Sarah Starkey with the UK Independent Neuroscience and Environmental Health Research published an article in 2016 titled Inaccurate official assessment of radiofrequency safety by the Advisory Group on Non-ionising Radiation which states the Advisory Group on Non-ionising Radiation (AGNIR) 2012 report forms the basis of official advice on the safety of radiofrequency (RF) electromagnetic fields in the United Kingdom and has been relied upon by health protection agencies around the world. This review describes incorrect and misleading statements from within the report, omissions and conflict of interest, which make it unsuitable for health risk assessment. The executive summary and overall conclusions did not accurately reflect the scientific evidence available. Independence is needed from the International Commission on Non-Ionizing Radiation Protection (ICNIRP), the group that set the exposure guidelines being assessed. This conflict of interest critically needs to be addressed for the forthcoming World Health Organisation (WHO) Environmental Health Criteria Monograph on Radiofrequency Fields. Decision makers, organisations and individuals require accurate information about the safety of RF electromagnetic signals if they are to be able to fulfil their safeguarding responsibilities and protect those for whom they have legal responsibility.
Wireless radiation threat to our children is real and will result in harm. Applying the pre-cautionary principle (increase distance, decrease duration) while reducing radiation, is unlikely to protect children in the long term. It is time for parents and teachers to “Go wired” and use only ethernet cabled devices with children.
This article was written by Cris Rowan, BScBi, BScOT a biologist and pediatric occupational therapist passionate about changing the ways in which children use technology.

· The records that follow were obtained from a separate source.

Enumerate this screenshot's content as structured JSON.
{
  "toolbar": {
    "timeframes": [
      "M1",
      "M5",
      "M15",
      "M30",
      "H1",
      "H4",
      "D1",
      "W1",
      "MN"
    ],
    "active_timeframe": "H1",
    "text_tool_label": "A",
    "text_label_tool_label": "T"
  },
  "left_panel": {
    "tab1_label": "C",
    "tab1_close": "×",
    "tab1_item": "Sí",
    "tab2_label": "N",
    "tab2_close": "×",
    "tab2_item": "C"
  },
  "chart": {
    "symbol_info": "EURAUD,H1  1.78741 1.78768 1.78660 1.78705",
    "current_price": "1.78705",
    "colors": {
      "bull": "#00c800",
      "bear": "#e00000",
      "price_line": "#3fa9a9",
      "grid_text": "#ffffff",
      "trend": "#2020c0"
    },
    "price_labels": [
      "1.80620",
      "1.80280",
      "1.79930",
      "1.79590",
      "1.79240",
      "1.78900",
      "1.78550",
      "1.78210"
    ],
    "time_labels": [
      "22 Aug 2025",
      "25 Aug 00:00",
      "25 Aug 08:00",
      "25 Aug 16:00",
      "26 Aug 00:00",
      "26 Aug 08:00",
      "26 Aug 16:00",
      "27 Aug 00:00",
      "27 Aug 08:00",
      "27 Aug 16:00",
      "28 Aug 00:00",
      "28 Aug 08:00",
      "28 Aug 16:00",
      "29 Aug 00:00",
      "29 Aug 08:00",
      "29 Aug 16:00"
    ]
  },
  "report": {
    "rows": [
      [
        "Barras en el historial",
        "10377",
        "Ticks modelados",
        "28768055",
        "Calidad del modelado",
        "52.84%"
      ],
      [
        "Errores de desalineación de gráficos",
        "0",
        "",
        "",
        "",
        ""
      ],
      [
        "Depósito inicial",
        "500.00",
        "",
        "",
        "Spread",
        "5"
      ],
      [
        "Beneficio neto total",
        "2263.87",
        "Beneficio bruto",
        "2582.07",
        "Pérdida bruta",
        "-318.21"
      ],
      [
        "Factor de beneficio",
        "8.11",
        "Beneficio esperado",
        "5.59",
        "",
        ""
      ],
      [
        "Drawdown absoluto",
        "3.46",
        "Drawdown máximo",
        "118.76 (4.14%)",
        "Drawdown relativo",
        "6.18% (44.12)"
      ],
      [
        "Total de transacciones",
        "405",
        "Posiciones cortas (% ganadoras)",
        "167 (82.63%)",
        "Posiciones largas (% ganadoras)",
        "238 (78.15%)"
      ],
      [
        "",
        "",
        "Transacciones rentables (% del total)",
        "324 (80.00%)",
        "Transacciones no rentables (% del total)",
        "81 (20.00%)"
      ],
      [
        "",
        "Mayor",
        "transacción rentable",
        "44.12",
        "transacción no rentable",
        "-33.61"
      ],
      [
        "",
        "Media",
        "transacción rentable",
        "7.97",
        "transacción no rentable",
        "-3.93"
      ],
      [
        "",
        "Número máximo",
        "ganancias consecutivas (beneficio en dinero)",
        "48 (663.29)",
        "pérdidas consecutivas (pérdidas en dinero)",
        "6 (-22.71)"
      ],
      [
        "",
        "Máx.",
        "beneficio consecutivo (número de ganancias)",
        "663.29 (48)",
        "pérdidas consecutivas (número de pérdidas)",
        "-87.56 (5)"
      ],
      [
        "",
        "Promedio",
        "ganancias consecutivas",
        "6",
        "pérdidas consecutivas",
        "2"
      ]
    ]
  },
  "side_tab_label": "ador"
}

Cris’s website is www.zonein.ca, blog www.movingtolearn.ca, and book www.virtualchild.ca. Cris can be reached at firstname.lastname@example.org.